- [WHAT TO PRODUCE] For this exercise, print the listing below exactly, without its pictures.

- [INPUT RECORDS]
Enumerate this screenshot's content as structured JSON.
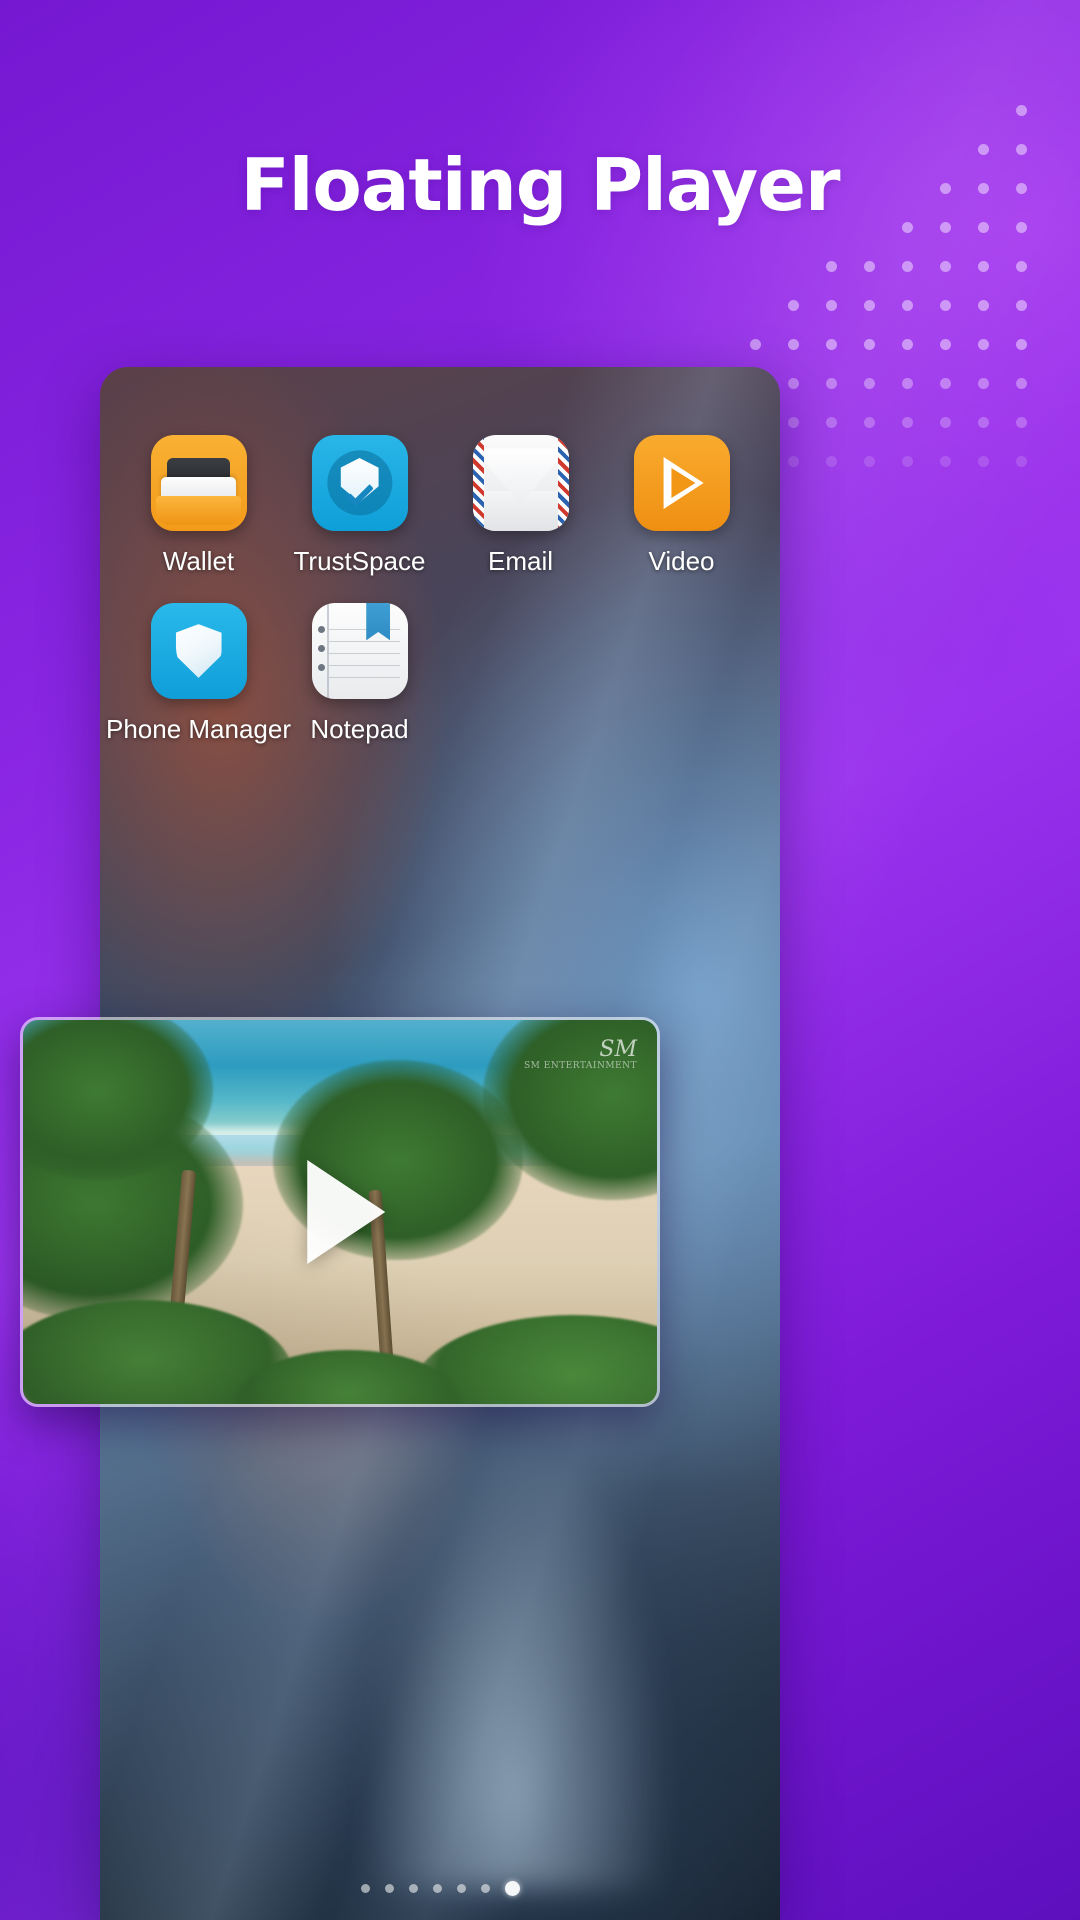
{
  "page": {
    "title": "Floating Player",
    "background_color": "#8825e2",
    "accent_color": "#ffffff"
  },
  "decoration": {
    "dot_pattern_color": "#c79cf0",
    "dot_rows": 10,
    "dot_cols": 8
  },
  "phone": {
    "home_screen": {
      "apps": [
        {
          "label": "Wallet",
          "icon": "wallet-icon",
          "color": "#f39a19"
        },
        {
          "label": "TrustSpace",
          "icon": "shield-check-icon",
          "color": "#0f9fd8"
        },
        {
          "label": "Email",
          "icon": "envelope-icon",
          "color": "#e4e6e8"
        },
        {
          "label": "Video",
          "icon": "play-triangle-icon",
          "color": "#ef8f12"
        },
        {
          "label": "Phone Manager",
          "icon": "shield-icon",
          "color": "#0f9ed8"
        },
        {
          "label": "Notepad",
          "icon": "notepad-icon",
          "color": "#e9ebed"
        }
      ]
    },
    "page_indicator": {
      "total": 7,
      "active_index": 6
    }
  },
  "floating_player": {
    "name": "floating-video-player",
    "play_button_label": "play-triangle-icon",
    "watermark": "SM",
    "watermark_sub": "SM ENTERTAINMENT",
    "state": "paused"
  }
}
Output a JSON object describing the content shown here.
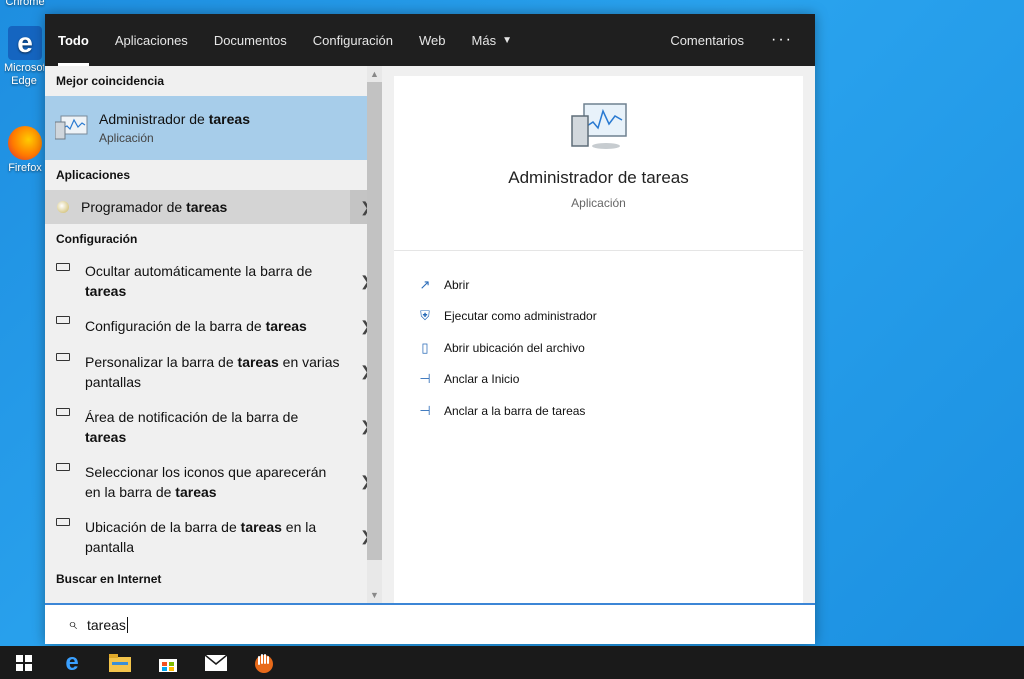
{
  "desktop": {
    "top_label": "Chrome",
    "edge_label": "Microsoft Edge",
    "firefox_label": "Firefox"
  },
  "tabs": [
    {
      "label": "Todo",
      "active": true
    },
    {
      "label": "Aplicaciones"
    },
    {
      "label": "Documentos"
    },
    {
      "label": "Configuración"
    },
    {
      "label": "Web"
    },
    {
      "label": "Más"
    }
  ],
  "header": {
    "feedback_label": "Comentarios",
    "more_label": "···"
  },
  "left": {
    "best_match_header": "Mejor coincidencia",
    "best_match": {
      "title_pre": "Administrador de ",
      "title_bold": "tareas",
      "subtitle": "Aplicación"
    },
    "apps_header": "Aplicaciones",
    "app_item": {
      "pre": "Programador de ",
      "bold": "tareas"
    },
    "settings_header": "Configuración",
    "settings": [
      {
        "pre": "Ocultar automáticamente la barra de ",
        "bold": "tareas",
        "post": ""
      },
      {
        "pre": "Configuración de la barra de ",
        "bold": "tareas",
        "post": ""
      },
      {
        "pre": "Personalizar la barra de ",
        "bold": "tareas",
        "post": " en varias pantallas"
      },
      {
        "pre": "Área de notificación de la barra de ",
        "bold": "tareas",
        "post": ""
      },
      {
        "pre": "Seleccionar los iconos que aparecerán en la barra de ",
        "bold": "tareas",
        "post": ""
      },
      {
        "pre": "Ubicación de la barra de ",
        "bold": "tareas",
        "post": " en la pantalla"
      }
    ],
    "web_header": "Buscar en Internet"
  },
  "detail": {
    "title": "Administrador de tareas",
    "subtitle": "Aplicación",
    "actions": [
      {
        "label": "Abrir",
        "icon": "open-icon"
      },
      {
        "label": "Ejecutar como administrador",
        "icon": "shield-icon"
      },
      {
        "label": "Abrir ubicación del archivo",
        "icon": "file-location-icon"
      },
      {
        "label": "Anclar a Inicio",
        "icon": "pin-icon"
      },
      {
        "label": "Anclar a la barra de tareas",
        "icon": "pin-icon"
      }
    ]
  },
  "search": {
    "value": "tareas"
  },
  "taskbar": [
    "windows-start-icon",
    "edge-icon",
    "file-explorer-icon",
    "store-icon",
    "mail-icon",
    "app-icon"
  ],
  "colors": {
    "accent": "#3c86d6",
    "selection": "#a7cdea",
    "topbar": "#1f1f1f"
  }
}
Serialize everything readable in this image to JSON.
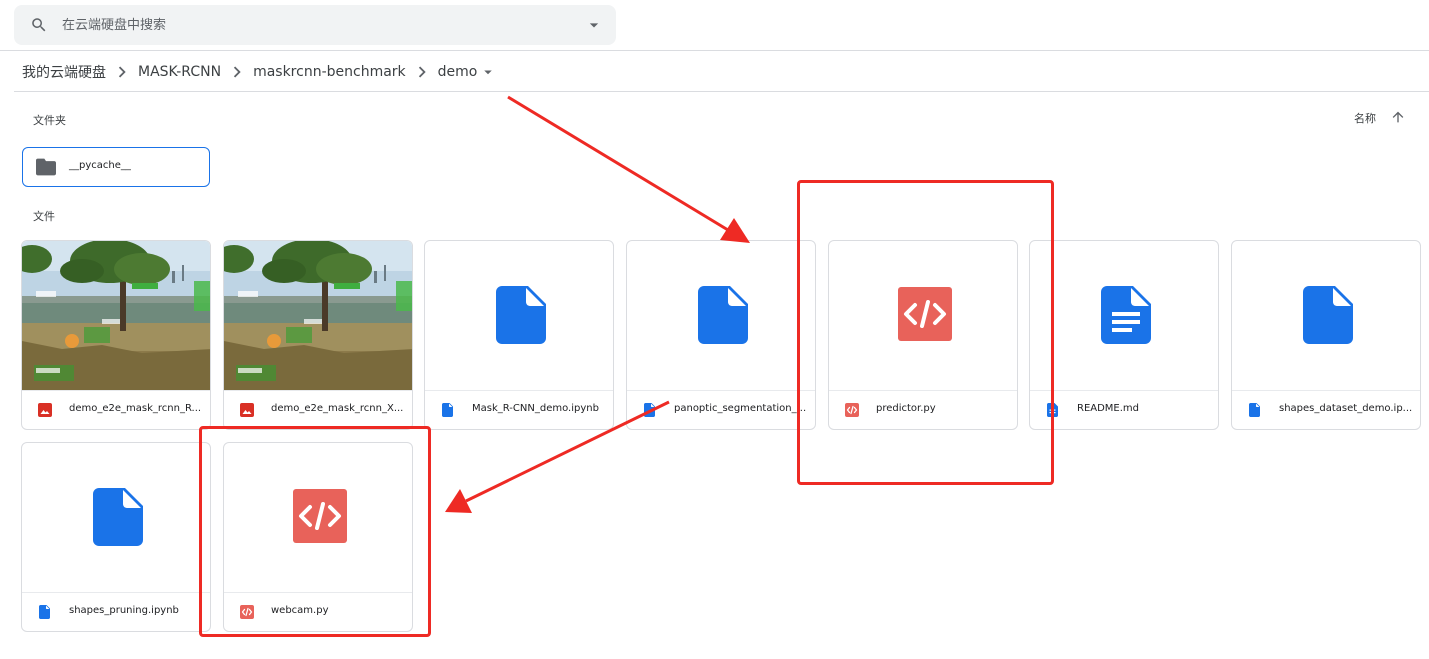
{
  "search": {
    "placeholder": "在云端硬盘中搜索"
  },
  "breadcrumb": [
    "我的云端硬盘",
    "MASK-RCNN",
    "maskrcnn-benchmark",
    "demo"
  ],
  "sections": {
    "folders_label": "文件夹",
    "files_label": "文件"
  },
  "sort": {
    "label": "名称"
  },
  "folders": [
    {
      "name": "__pycache__"
    }
  ],
  "files": [
    {
      "name": "demo_e2e_mask_rcnn_R...",
      "type": "image"
    },
    {
      "name": "demo_e2e_mask_rcnn_X...",
      "type": "image"
    },
    {
      "name": "Mask_R-CNN_demo.ipynb",
      "type": "notebook"
    },
    {
      "name": "panoptic_segmentation_...",
      "type": "notebook"
    },
    {
      "name": "predictor.py",
      "type": "code"
    },
    {
      "name": "README.md",
      "type": "document"
    },
    {
      "name": "shapes_dataset_demo.ip...",
      "type": "notebook"
    },
    {
      "name": "shapes_pruning.ipynb",
      "type": "notebook"
    },
    {
      "name": "webcam.py",
      "type": "code"
    }
  ],
  "colors": {
    "blue_file": "#1a73e8",
    "code_red": "#e8625a",
    "annotation_red": "#ee2a24",
    "selection_blue": "#1a73e8"
  },
  "icons": {
    "search": "search-icon",
    "dropdown": "caret-down-icon",
    "separator": "chevron-right-icon",
    "folder": "folder-icon",
    "sort": "arrow-up-icon"
  }
}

- [FINISHED EXERCISE]
Enumerate this screenshot's content as structured JSON.
{
  "page": {
    "title": "Floating Player",
    "background_color": "#8825e2",
    "accent_color": "#ffffff"
  },
  "decoration": {
    "dot_pattern_color": "#c79cf0",
    "dot_rows": 10,
    "dot_cols": 8
  },
  "phone": {
    "home_screen": {
      "apps": [
        {
          "label": "Wallet",
          "icon": "wallet-icon",
          "color": "#f39a19"
        },
        {
          "label": "TrustSpace",
          "icon": "shield-check-icon",
          "color": "#0f9fd8"
        },
        {
          "label": "Email",
          "icon": "envelope-icon",
          "color": "#e4e6e8"
        },
        {
          "label": "Video",
          "icon": "play-triangle-icon",
          "color": "#ef8f12"
        },
        {
          "label": "Phone Manager",
          "icon": "shield-icon",
          "color": "#0f9ed8"
        },
        {
          "label": "Notepad",
          "icon": "notepad-icon",
          "color": "#e9ebed"
        }
      ]
    },
    "page_indicator": {
      "total": 7,
      "active_index": 6
    }
  },
  "floating_player": {
    "name": "floating-video-player",
    "play_button_label": "play-triangle-icon",
    "watermark": "SM",
    "watermark_sub": "SM ENTERTAINMENT",
    "state": "paused"
  }
}
Output a JSON object describing the content shown here.
{
  "desktop": {
    "top_label": "Chrome",
    "edge_label": "Microsoft Edge",
    "firefox_label": "Firefox"
  },
  "tabs": [
    {
      "label": "Todo",
      "active": true
    },
    {
      "label": "Aplicaciones"
    },
    {
      "label": "Documentos"
    },
    {
      "label": "Configuración"
    },
    {
      "label": "Web"
    },
    {
      "label": "Más"
    }
  ],
  "header": {
    "feedback_label": "Comentarios",
    "more_label": "···"
  },
  "left": {
    "best_match_header": "Mejor coincidencia",
    "best_match": {
      "title_pre": "Administrador de ",
      "title_bold": "tareas",
      "subtitle": "Aplicación"
    },
    "apps_header": "Aplicaciones",
    "app_item": {
      "pre": "Programador de ",
      "bold": "tareas"
    },
    "settings_header": "Configuración",
    "settings": [
      {
        "pre": "Ocultar automáticamente la barra de ",
        "bold": "tareas",
        "post": ""
      },
      {
        "pre": "Configuración de la barra de ",
        "bold": "tareas",
        "post": ""
      },
      {
        "pre": "Personalizar la barra de ",
        "bold": "tareas",
        "post": " en varias pantallas"
      },
      {
        "pre": "Área de notificación de la barra de ",
        "bold": "tareas",
        "post": ""
      },
      {
        "pre": "Seleccionar los iconos que aparecerán en la barra de ",
        "bold": "tareas",
        "post": ""
      },
      {
        "pre": "Ubicación de la barra de ",
        "bold": "tareas",
        "post": " en la pantalla"
      }
    ],
    "web_header": "Buscar en Internet"
  },
  "detail": {
    "title": "Administrador de tareas",
    "subtitle": "Aplicación",
    "actions": [
      {
        "label": "Abrir",
        "icon": "open-icon"
      },
      {
        "label": "Ejecutar como administrador",
        "icon": "shield-icon"
      },
      {
        "label": "Abrir ubicación del archivo",
        "icon": "file-location-icon"
      },
      {
        "label": "Anclar a Inicio",
        "icon": "pin-icon"
      },
      {
        "label": "Anclar a la barra de tareas",
        "icon": "pin-icon"
      }
    ]
  },
  "search": {
    "value": "tareas"
  },
  "taskbar": [
    "windows-start-icon",
    "edge-icon",
    "file-explorer-icon",
    "store-icon",
    "mail-icon",
    "app-icon"
  ],
  "colors": {
    "accent": "#3c86d6",
    "selection": "#a7cdea",
    "topbar": "#1f1f1f"
  }
}
Serialize everything readable in this image to JSON.
{
  "search": {
    "placeholder": "在云端硬盘中搜索"
  },
  "breadcrumb": [
    "我的云端硬盘",
    "MASK-RCNN",
    "maskrcnn-benchmark",
    "demo"
  ],
  "sections": {
    "folders_label": "文件夹",
    "files_label": "文件"
  },
  "sort": {
    "label": "名称"
  },
  "folders": [
    {
      "name": "__pycache__"
    }
  ],
  "files": [
    {
      "name": "demo_e2e_mask_rcnn_R...",
      "type": "image"
    },
    {
      "name": "demo_e2e_mask_rcnn_X...",
      "type": "image"
    },
    {
      "name": "Mask_R-CNN_demo.ipynb",
      "type": "notebook"
    },
    {
      "name": "panoptic_segmentation_...",
      "type": "notebook"
    },
    {
      "name": "predictor.py",
      "type": "code"
    },
    {
      "name": "README.md",
      "type": "document"
    },
    {
      "name": "shapes_dataset_demo.ip...",
      "type": "notebook"
    },
    {
      "name": "shapes_pruning.ipynb",
      "type": "notebook"
    },
    {
      "name": "webcam.py",
      "type": "code"
    }
  ],
  "colors": {
    "blue_file": "#1a73e8",
    "code_red": "#e8625a",
    "annotation_red": "#ee2a24",
    "selection_blue": "#1a73e8"
  },
  "icons": {
    "search": "search-icon",
    "dropdown": "caret-down-icon",
    "separator": "chevron-right-icon",
    "folder": "folder-icon",
    "sort": "arrow-up-icon"
  }
}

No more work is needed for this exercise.